ACTIVITY: Count every line in the following entries where the word "ideas" appears. Give the count alone.

Data about app and page elements
▬▬▬▬▬▬▬▬▬▬

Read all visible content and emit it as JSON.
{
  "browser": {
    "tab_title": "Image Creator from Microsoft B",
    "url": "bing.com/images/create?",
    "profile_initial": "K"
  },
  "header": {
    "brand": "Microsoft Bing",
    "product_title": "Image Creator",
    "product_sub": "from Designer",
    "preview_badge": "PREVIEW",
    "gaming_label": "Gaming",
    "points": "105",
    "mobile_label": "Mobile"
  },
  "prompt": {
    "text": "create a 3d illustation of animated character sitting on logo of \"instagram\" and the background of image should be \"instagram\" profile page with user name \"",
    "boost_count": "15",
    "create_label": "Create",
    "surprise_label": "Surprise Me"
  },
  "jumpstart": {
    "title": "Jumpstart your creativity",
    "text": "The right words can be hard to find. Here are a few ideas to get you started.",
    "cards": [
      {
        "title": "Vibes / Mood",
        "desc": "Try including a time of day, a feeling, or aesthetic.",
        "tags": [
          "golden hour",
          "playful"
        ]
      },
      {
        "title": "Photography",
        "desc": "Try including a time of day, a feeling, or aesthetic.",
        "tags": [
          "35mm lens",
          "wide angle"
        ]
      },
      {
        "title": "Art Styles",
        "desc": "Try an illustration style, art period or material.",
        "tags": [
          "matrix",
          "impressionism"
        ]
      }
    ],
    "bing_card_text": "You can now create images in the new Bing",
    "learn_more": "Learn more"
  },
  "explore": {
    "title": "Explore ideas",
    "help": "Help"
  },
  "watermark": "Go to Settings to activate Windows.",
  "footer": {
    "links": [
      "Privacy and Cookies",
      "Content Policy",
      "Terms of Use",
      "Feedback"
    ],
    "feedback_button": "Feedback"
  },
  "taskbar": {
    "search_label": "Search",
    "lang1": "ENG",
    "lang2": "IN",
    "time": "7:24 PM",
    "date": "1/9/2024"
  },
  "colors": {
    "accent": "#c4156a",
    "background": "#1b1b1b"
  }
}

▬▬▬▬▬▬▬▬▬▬

RESULT BELOW: 2